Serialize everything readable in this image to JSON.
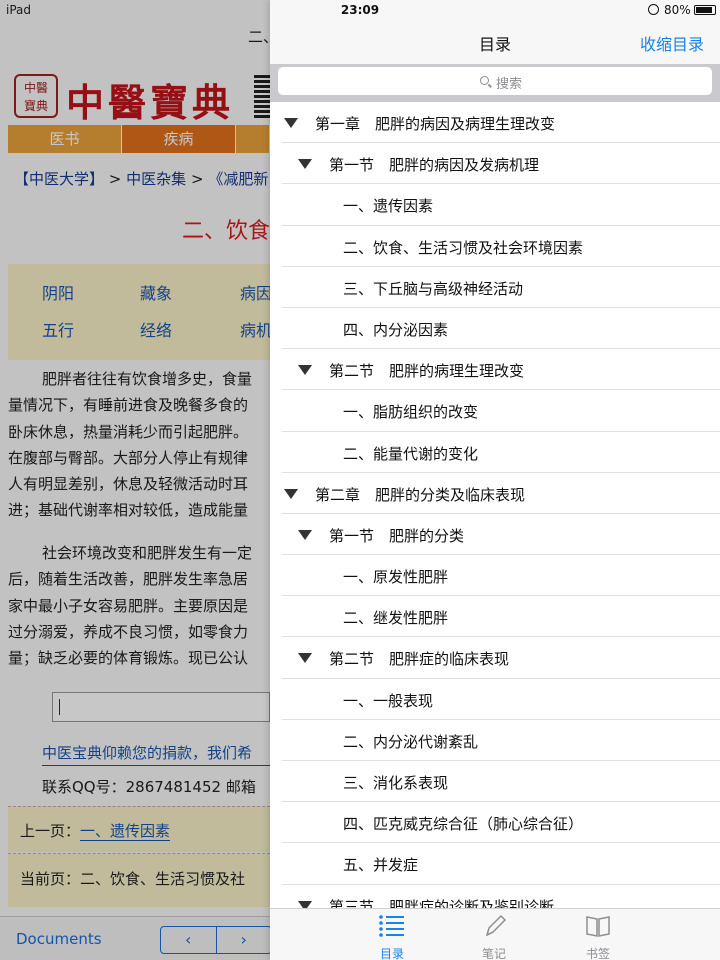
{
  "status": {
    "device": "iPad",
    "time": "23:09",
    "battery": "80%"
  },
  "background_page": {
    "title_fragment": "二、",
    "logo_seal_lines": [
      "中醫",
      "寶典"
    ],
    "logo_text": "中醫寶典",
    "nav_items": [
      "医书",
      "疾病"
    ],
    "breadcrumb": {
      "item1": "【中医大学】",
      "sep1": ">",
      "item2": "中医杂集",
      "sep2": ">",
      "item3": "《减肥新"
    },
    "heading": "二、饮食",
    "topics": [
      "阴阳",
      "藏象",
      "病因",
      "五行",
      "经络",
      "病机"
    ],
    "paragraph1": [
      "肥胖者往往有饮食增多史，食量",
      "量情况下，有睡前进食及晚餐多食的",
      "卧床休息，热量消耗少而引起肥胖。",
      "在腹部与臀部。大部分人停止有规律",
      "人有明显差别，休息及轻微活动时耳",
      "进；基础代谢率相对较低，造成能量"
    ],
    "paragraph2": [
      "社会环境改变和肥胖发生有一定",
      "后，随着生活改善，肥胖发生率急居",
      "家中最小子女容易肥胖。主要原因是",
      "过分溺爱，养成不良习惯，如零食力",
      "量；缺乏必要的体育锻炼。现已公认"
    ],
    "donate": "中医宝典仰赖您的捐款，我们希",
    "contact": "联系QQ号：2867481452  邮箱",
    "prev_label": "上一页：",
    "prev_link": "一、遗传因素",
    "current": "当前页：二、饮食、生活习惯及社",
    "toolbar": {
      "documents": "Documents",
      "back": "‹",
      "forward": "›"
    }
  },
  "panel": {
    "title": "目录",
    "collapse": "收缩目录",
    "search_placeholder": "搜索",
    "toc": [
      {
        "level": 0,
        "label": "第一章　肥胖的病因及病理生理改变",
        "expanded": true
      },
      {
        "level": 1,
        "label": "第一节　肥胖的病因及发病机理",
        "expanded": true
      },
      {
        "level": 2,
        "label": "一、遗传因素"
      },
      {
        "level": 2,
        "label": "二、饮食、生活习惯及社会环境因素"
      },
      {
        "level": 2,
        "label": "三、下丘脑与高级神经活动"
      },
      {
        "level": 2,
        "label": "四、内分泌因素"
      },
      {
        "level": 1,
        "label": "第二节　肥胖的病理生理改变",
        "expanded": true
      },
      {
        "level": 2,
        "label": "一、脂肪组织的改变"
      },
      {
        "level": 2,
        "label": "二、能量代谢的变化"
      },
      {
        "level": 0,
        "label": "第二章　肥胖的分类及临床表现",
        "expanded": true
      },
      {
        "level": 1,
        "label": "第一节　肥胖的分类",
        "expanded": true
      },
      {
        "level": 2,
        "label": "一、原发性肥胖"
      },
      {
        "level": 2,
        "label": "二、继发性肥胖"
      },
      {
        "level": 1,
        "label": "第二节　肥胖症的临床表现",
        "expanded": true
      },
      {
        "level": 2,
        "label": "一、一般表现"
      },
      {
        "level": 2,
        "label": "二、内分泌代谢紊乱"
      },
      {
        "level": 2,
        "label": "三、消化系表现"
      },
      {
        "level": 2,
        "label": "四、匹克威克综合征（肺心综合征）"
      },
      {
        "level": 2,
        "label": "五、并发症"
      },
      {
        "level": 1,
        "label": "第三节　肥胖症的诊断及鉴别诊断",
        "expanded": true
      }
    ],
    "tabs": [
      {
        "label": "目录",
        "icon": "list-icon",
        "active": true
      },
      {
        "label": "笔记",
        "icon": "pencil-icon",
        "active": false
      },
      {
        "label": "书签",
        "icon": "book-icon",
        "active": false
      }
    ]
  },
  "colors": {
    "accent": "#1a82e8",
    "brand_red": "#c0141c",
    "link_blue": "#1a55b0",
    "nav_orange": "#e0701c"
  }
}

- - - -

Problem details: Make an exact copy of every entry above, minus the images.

Solution to this exercise:
Serialize everything readable in this image to JSON.
{
  "status": {
    "device": "iPad",
    "time": "23:09",
    "battery": "80%"
  },
  "background_page": {
    "title_fragment": "二、",
    "logo_seal_lines": [
      "中醫",
      "寶典"
    ],
    "logo_text": "中醫寶典",
    "nav_items": [
      "医书",
      "疾病"
    ],
    "breadcrumb": {
      "item1": "【中医大学】",
      "sep1": ">",
      "item2": "中医杂集",
      "sep2": ">",
      "item3": "《减肥新"
    },
    "heading": "二、饮食",
    "topics": [
      "阴阳",
      "藏象",
      "病因",
      "五行",
      "经络",
      "病机"
    ],
    "paragraph1": [
      "肥胖者往往有饮食增多史，食量",
      "量情况下，有睡前进食及晚餐多食的",
      "卧床休息，热量消耗少而引起肥胖。",
      "在腹部与臀部。大部分人停止有规律",
      "人有明显差别，休息及轻微活动时耳",
      "进；基础代谢率相对较低，造成能量"
    ],
    "paragraph2": [
      "社会环境改变和肥胖发生有一定",
      "后，随着生活改善，肥胖发生率急居",
      "家中最小子女容易肥胖。主要原因是",
      "过分溺爱，养成不良习惯，如零食力",
      "量；缺乏必要的体育锻炼。现已公认"
    ],
    "donate": "中医宝典仰赖您的捐款，我们希",
    "contact": "联系QQ号：2867481452  邮箱",
    "prev_label": "上一页：",
    "prev_link": "一、遗传因素",
    "current": "当前页：二、饮食、生活习惯及社",
    "toolbar": {
      "documents": "Documents",
      "back": "‹",
      "forward": "›"
    }
  },
  "panel": {
    "title": "目录",
    "collapse": "收缩目录",
    "search_placeholder": "搜索",
    "toc": [
      {
        "level": 0,
        "label": "第一章　肥胖的病因及病理生理改变",
        "expanded": true
      },
      {
        "level": 1,
        "label": "第一节　肥胖的病因及发病机理",
        "expanded": true
      },
      {
        "level": 2,
        "label": "一、遗传因素"
      },
      {
        "level": 2,
        "label": "二、饮食、生活习惯及社会环境因素"
      },
      {
        "level": 2,
        "label": "三、下丘脑与高级神经活动"
      },
      {
        "level": 2,
        "label": "四、内分泌因素"
      },
      {
        "level": 1,
        "label": "第二节　肥胖的病理生理改变",
        "expanded": true
      },
      {
        "level": 2,
        "label": "一、脂肪组织的改变"
      },
      {
        "level": 2,
        "label": "二、能量代谢的变化"
      },
      {
        "level": 0,
        "label": "第二章　肥胖的分类及临床表现",
        "expanded": true
      },
      {
        "level": 1,
        "label": "第一节　肥胖的分类",
        "expanded": true
      },
      {
        "level": 2,
        "label": "一、原发性肥胖"
      },
      {
        "level": 2,
        "label": "二、继发性肥胖"
      },
      {
        "level": 1,
        "label": "第二节　肥胖症的临床表现",
        "expanded": true
      },
      {
        "level": 2,
        "label": "一、一般表现"
      },
      {
        "level": 2,
        "label": "二、内分泌代谢紊乱"
      },
      {
        "level": 2,
        "label": "三、消化系表现"
      },
      {
        "level": 2,
        "label": "四、匹克威克综合征（肺心综合征）"
      },
      {
        "level": 2,
        "label": "五、并发症"
      },
      {
        "level": 1,
        "label": "第三节　肥胖症的诊断及鉴别诊断",
        "expanded": true
      }
    ],
    "tabs": [
      {
        "label": "目录",
        "icon": "list-icon",
        "active": true
      },
      {
        "label": "笔记",
        "icon": "pencil-icon",
        "active": false
      },
      {
        "label": "书签",
        "icon": "book-icon",
        "active": false
      }
    ]
  },
  "colors": {
    "accent": "#1a82e8",
    "brand_red": "#c0141c",
    "link_blue": "#1a55b0",
    "nav_orange": "#e0701c"
  }
}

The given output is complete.